Task requirements
Entries follow. Set all of them down as they stand.
---------- Provided records
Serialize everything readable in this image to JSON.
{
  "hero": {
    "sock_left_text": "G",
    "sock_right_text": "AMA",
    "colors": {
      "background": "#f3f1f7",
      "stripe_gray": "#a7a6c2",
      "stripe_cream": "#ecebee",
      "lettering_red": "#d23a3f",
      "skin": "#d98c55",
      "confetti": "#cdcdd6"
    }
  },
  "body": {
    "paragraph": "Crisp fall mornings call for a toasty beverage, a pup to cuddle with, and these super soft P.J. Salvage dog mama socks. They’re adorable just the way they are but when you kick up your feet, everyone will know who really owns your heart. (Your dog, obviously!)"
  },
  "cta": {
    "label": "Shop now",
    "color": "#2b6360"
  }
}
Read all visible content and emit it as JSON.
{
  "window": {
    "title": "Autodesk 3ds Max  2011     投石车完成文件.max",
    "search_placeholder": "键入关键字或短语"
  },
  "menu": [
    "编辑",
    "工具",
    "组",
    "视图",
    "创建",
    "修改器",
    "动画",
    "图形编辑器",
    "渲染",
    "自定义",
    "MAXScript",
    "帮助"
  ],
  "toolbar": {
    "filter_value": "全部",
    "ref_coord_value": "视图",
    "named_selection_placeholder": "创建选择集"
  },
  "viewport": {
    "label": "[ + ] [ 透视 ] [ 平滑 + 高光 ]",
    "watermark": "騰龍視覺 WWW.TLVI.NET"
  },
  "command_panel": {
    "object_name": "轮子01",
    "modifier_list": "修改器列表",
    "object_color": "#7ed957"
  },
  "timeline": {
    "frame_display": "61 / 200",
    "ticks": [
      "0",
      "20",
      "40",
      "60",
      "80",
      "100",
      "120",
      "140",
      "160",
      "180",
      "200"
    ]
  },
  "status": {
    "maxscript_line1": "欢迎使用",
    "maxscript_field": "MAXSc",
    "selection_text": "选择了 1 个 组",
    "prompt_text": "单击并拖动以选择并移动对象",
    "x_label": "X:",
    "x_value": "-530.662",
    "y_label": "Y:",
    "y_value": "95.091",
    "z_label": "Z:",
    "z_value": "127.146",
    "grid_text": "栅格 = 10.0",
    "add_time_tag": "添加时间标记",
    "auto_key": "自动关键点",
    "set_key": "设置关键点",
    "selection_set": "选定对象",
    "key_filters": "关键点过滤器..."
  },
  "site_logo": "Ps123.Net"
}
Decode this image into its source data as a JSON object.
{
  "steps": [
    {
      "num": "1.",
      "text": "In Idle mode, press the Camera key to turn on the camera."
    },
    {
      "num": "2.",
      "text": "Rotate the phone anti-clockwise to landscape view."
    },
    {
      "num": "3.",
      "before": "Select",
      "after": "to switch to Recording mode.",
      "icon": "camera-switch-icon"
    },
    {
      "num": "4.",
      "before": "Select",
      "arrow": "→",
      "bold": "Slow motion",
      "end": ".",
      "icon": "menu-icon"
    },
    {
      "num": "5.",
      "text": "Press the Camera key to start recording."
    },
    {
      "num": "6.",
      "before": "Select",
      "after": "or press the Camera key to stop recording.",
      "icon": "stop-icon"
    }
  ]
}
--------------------
Your response
Serialize everything readable in this image to JSON.
{
  "hero": {
    "sock_left_text": "G",
    "sock_right_text": "AMA",
    "colors": {
      "background": "#f3f1f7",
      "stripe_gray": "#a7a6c2",
      "stripe_cream": "#ecebee",
      "lettering_red": "#d23a3f",
      "skin": "#d98c55",
      "confetti": "#cdcdd6"
    }
  },
  "body": {
    "paragraph": "Crisp fall mornings call for a toasty beverage, a pup to cuddle with, and these super soft P.J. Salvage dog mama socks. They’re adorable just the way they are but when you kick up your feet, everyone will know who really owns your heart. (Your dog, obviously!)"
  },
  "cta": {
    "label": "Shop now",
    "color": "#2b6360"
  }
}
Read all visible content and emit it as JSON.
{
  "window": {
    "title": "Autodesk 3ds Max  2011     投石车完成文件.max",
    "search_placeholder": "键入关键字或短语"
  },
  "menu": [
    "编辑",
    "工具",
    "组",
    "视图",
    "创建",
    "修改器",
    "动画",
    "图形编辑器",
    "渲染",
    "自定义",
    "MAXScript",
    "帮助"
  ],
  "toolbar": {
    "filter_value": "全部",
    "ref_coord_value": "视图",
    "named_selection_placeholder": "创建选择集"
  },
  "viewport": {
    "label": "[ + ] [ 透视 ] [ 平滑 + 高光 ]",
    "watermark": "騰龍視覺 WWW.TLVI.NET"
  },
  "command_panel": {
    "object_name": "轮子01",
    "modifier_list": "修改器列表",
    "object_color": "#7ed957"
  },
  "timeline": {
    "frame_display": "61 / 200",
    "ticks": [
      "0",
      "20",
      "40",
      "60",
      "80",
      "100",
      "120",
      "140",
      "160",
      "180",
      "200"
    ]
  },
  "status": {
    "maxscript_line1": "欢迎使用",
    "maxscript_field": "MAXSc",
    "selection_text": "选择了 1 个 组",
    "prompt_text": "单击并拖动以选择并移动对象",
    "x_label": "X:",
    "x_value": "-530.662",
    "y_label": "Y:",
    "y_value": "95.091",
    "z_label": "Z:",
    "z_value": "127.146",
    "grid_text": "栅格 = 10.0",
    "add_time_tag": "添加时间标记",
    "auto_key": "自动关键点",
    "set_key": "设置关键点",
    "selection_set": "选定对象",
    "key_filters": "关键点过滤器..."
  },
  "site_logo": "Ps123.Net"
}
Decode this image into its source data as a JSON object.
{
  "steps": [
    {
      "num": "1.",
      "text": "In Idle mode, press the Camera key to turn on the camera."
    },
    {
      "num": "2.",
      "text": "Rotate the phone anti-clockwise to landscape view."
    },
    {
      "num": "3.",
      "before": "Select",
      "after": "to switch to Recording mode.",
      "icon": "camera-switch-icon"
    },
    {
      "num": "4.",
      "before": "Select",
      "arrow": "→",
      "bold": "Slow motion",
      "end": ".",
      "icon": "menu-icon"
    },
    {
      "num": "5.",
      "text": "Press the Camera key to start recording."
    },
    {
      "num": "6.",
      "before": "Select",
      "after": "or press the Camera key to stop recording.",
      "icon": "stop-icon"
    }
  ]
}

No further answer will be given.